An Indian activist has made a request for the country’s Supreme Court to direct the federal (central) government to implement a nationwide anti-conversion law.
Ashwini Kumar Upadhyay made his submission to the court – known as a petition – with the argument that religious conversions coerced using force, fraud or allurement are “a nationwide problem”.
The court on 23 September asked the federal government to submit a response to the petition by 14 November.
Upadhyay said that the practice of seeking converts through “intimidation, threatening, deceivingly luring through gifts and monetary benefits” was widespread.
He argued that federal and state governments “have not taken stringent steps to stop this menace”, adding, “The injury caused to the citizens is extremely large because there is not even one district which is free of religious conversion by ‘hook and crook’.”
At present there are 11 Indian states with anti-conversion laws that criminalise seeking converts through force, fraud or allurement. These are often misused by extremists as a means of intimidating or an excuse for attacking Christians and Muslims.
Lack of evidence
A previous petition to the Supreme Court by Upadhyay for action to be taken against religious conversion failed, as the court held that persons above the age of 18 had the right to choose their own religion.
A similar petition from Upadhyay in the Delhi High Court was dismissed for lack of evidence earlier this year.
On that occasion the bench of two High Court judges asked, “What is the material on record? There is nothing, no documentation, not one instance given by you. ... Where are the statistics? How many conversions happened? Who is converted? You say mass conversion is happening, where is the number?”

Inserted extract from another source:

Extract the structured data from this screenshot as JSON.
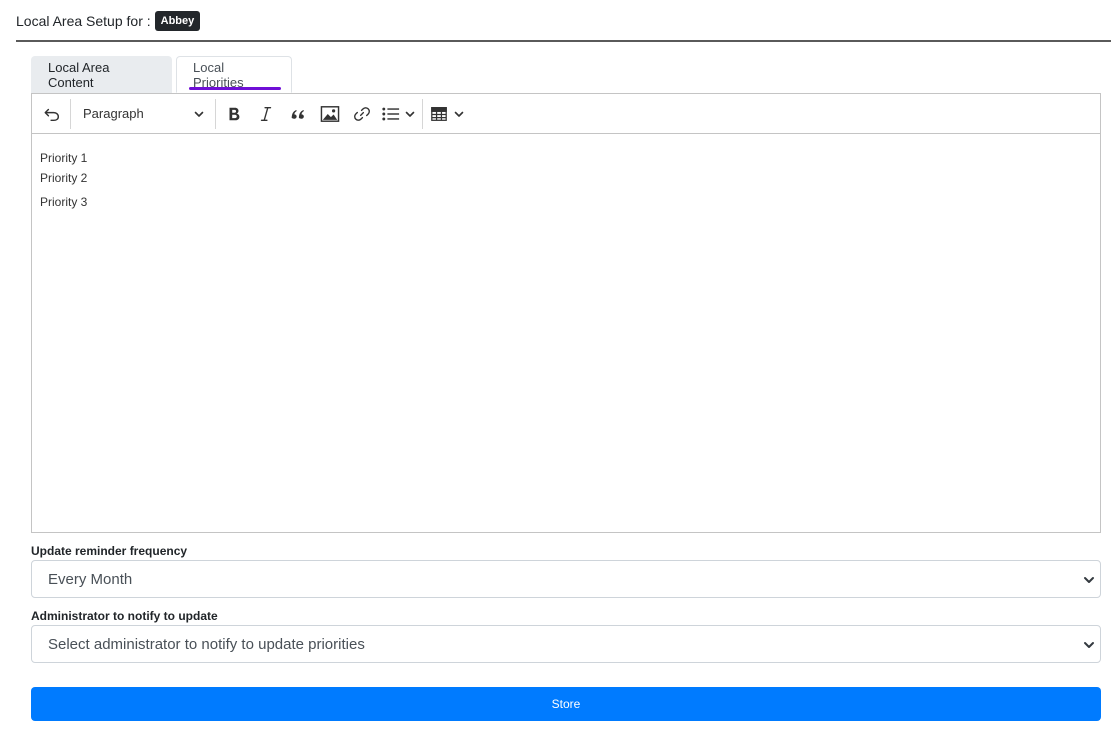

Justice Sanjeev Sachdeva also gave his opinion that “conversion is not prohibited in law”, and that the “right to choose and profess any religion” is “a constitutional right”.
India’s higher courts have a consistent recent record of upholding the rights of Christians. In March 2022 the Supreme Court rejected a request to monitor the activities of Indian evangelists, declaring to the petitioners, “You are actually disturbing the harmony with these kinds of petitions.”
In September the court responded to a petition from Christian groups for a directive to end anti-Christian “hate speech” and attacks on places of worship by ordering eight Indian states to supply information about the persecution of Christians.
Anti-conversion legislation does have a legitimate purpose – to prohibit forcing or coercing vulnerable individuals or groups to change their religion – but extremists appear to see no difference between such underhand activities and genuine evangelism, missionary work and sharing of faith.
Christians – and Muslims – are vulnerable to false accusations.
Furthermore, the definition of “allurement” in the anti-conversion laws of Karnataka and Gujarat, for example, includes – in the wording of the Gujarat law – the promise of “divine blessings”. If applied rigorously such wording criminalises the Gospel message that repentance and faith in Christ lead to forgiveness of sin and everlasting life.
Judges and other legal experts have argued that anti-conversion laws are unconstitutional, as Article 25 of the Indian constitution guarantees the freedom to “profess, practise and propagate religion”.
Such laws can be revoked. An anti-conversion bill passed by the state of Tamil Nadu in 2002 was scrapped two years later after the ruling party at that time was accused of targeting Christians and Muslims.
In March 2021 the federal government said that there were no plans to implement a nationwide anti-conversion law.